If we are not feeling joy in our performance of the mitzvos, we must not be doing them right. The knowledge that we are doing what God wants us to do, thereby fulfilling the purpose of our existence, is reason for euphoria.

We can convert everything to a mitzvah. We must have energy and strength to do mitzvos, and if eating and sleeping provide us optimum health so that we can do the mitzvos, these actions, too, are accessories to mitzvos. If we dedicate our lives to the will of Hashem, we can experience joy in everything we do.


All We Have Is Today

You are standing here today, before Hashem…the covenant that Hashem seals with you today…but with whoever is here today, and with whoever is not here with us today” (Devarim 29:1–14)

The repetition of “today” is unnecessary for the context of Moshe’s message. It adds nothing to the meaning of the message. It can only be that Moshe is stressing that fulfillment of the covenant with Hashem can be only if one focuses on just today, one day at a time.

True commitment to a Torah life is a formidable challenge. It is best approached by taking it one day at a time.


No Spiritual Status Quo

Moshe said to [the nation], “I am 120 years old this day. I can no more go out and come, and Hashem has said to me, ‘You shall not cross the Jordan’” (Devarim 31:2)

All his life, Moshe aspired to spiritual growth and reached heights unachieved by any other human being. No further growth was possible, unless he could enter the Holy Land and participate in its unique mitzvos. But since this was denied him, being at a point where he could not grow any more spiritually, life became meaningless, and he willingly accepted death.

Spiritual growth is what gives meaning to life. We should never resign ourselves to a spiritual status quo. There is always more we can do.


Don’t Justify Your Actions

Moshe reprimands b’nei Yisrael as “a perverse and twisted generation” (Devarim 32:5)

Then we allow our desires to influence our thinking, we can be “perverse and twisted.” One recovering alcoholic

said, “In all my years of drinking, I never once took a drink un- less I decided that it was the proper thing to do at the time.”

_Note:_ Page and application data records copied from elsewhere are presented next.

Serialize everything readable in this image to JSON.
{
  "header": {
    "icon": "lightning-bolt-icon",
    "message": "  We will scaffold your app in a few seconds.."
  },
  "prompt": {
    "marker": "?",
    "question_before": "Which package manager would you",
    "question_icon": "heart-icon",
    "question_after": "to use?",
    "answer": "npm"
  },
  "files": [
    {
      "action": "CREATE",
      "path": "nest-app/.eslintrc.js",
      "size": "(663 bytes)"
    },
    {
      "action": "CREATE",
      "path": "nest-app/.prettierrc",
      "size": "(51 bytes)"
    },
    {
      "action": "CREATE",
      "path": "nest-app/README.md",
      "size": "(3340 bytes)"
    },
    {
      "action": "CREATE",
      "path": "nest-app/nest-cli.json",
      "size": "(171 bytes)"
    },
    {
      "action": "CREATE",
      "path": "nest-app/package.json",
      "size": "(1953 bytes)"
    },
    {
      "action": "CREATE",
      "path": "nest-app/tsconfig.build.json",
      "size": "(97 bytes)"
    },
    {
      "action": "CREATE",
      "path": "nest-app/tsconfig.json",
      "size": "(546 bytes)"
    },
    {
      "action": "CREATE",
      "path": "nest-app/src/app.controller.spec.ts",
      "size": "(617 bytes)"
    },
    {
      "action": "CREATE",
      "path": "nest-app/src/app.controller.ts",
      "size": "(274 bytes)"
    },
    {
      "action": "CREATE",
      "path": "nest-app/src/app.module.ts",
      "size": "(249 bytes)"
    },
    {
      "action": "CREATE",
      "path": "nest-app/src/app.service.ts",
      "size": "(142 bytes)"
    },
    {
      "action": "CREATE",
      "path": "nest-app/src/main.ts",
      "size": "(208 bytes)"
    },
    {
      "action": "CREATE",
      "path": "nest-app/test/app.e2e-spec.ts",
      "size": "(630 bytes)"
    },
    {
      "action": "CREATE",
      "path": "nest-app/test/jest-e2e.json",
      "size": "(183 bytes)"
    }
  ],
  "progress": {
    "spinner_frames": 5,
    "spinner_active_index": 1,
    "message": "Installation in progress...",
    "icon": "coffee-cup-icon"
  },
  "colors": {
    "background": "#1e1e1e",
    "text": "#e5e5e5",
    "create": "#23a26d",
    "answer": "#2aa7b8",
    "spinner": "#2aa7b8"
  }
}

Moshe said that the only way to avoid becoming victims of our distorted thinking is, “Ask your elders, and they will tell you” (Devarim 32:7). Accept guidance from wise, experienced, and competent people. Shlomo HaMelech said, “All of a person’s ways are right in his own eyes” (Mishlei 16:2). We must recog- nize our vulnerability to self-deception.

Our desires twist our thinking. Our ability to rationalize is immense. We are capable of justifying the most outlandish behavior.


Pray for Those Who Wronged You

In this parashah, Moshe gives his final blessing to b’nei Yisrael.

The Ohr HaChaim points out that Moshe had suffered for forty years from his cantankerous people. Moshe had only one wish, to be allowed into the Holy Land, but he was denied this fervent wish because of b’nei Yisrael’s sins (Devarim 4:21). One would think that before his death, he would express his anger to them.

But what happened was just the reverse. Virtually with his last breath, he blessed them wholeheartedly. Moshe did not car- ry any resentment, in spite of his terrible disappointment that his prayers were denied, and he blessed the people who were responsible for his not entering the Holy Land.

We say Moshe Rabbeinu, “Moshe is our teacher.” On the last day of his life, he taught us not to harbor resentments and to bless those who have offended us.